=== HOW TO COMPLETE THIS TASK ===
Without any of the pictures, print every record below exactly.

(Data records)
+--

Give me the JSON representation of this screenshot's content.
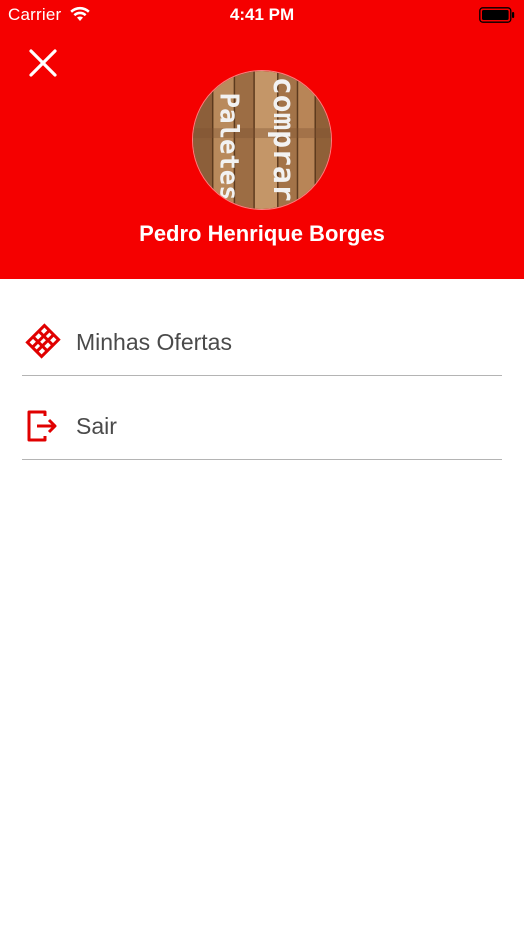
{
  "status_bar": {
    "carrier": "Carrier",
    "time": "4:41 PM",
    "wifi_icon": "wifi-icon",
    "battery_icon": "battery-icon"
  },
  "header": {
    "close_icon": "close-icon",
    "avatar_text_1": "comprar",
    "avatar_text_2": "Paletes",
    "user_name": "Pedro Henrique Borges",
    "background_color": "#f50000"
  },
  "menu": {
    "items": [
      {
        "label": "Minhas Ofertas",
        "icon": "pallet-icon"
      },
      {
        "label": "Sair",
        "icon": "logout-icon"
      }
    ],
    "icon_color": "#e00000",
    "divider_color": "#b4b4b4"
  }
}
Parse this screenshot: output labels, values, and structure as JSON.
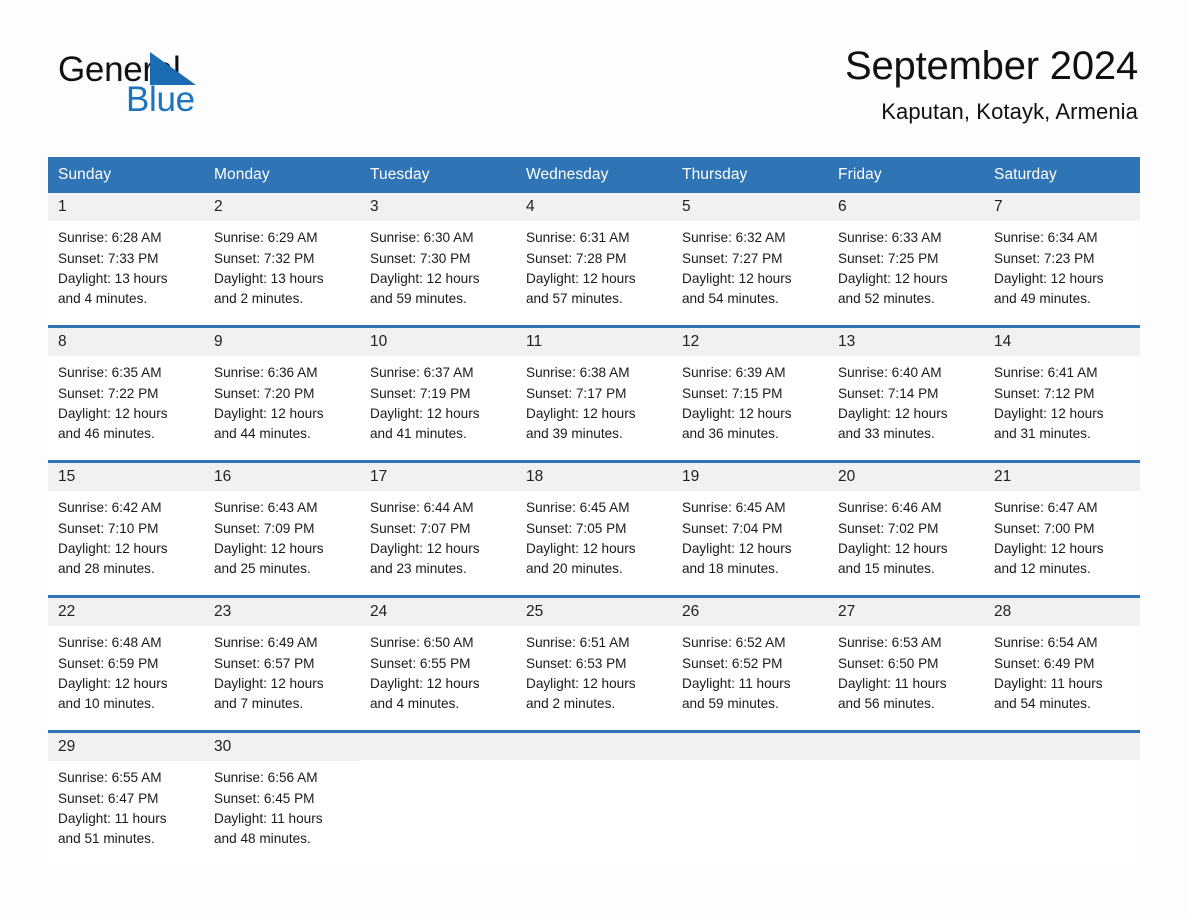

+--

=== REPLY TO THE TASK ===
Give me the JSON representation of this screenshot's content.
{
  "status_bar": {
    "carrier": "Carrier",
    "time": "4:41 PM",
    "wifi_icon": "wifi-icon",
    "battery_icon": "battery-icon"
  },
  "header": {
    "close_icon": "close-icon",
    "avatar_text_1": "comprar",
    "avatar_text_2": "Paletes",
    "user_name": "Pedro Henrique Borges",
    "background_color": "#f50000"
  },
  "menu": {
    "items": [
      {
        "label": "Minhas Ofertas",
        "icon": "pallet-icon"
      },
      {
        "label": "Sair",
        "icon": "logout-icon"
      }
    ],
    "icon_color": "#e00000",
    "divider_color": "#b4b4b4"
  }
}
Parse this screenshot: output labels, values, and structure as JSON.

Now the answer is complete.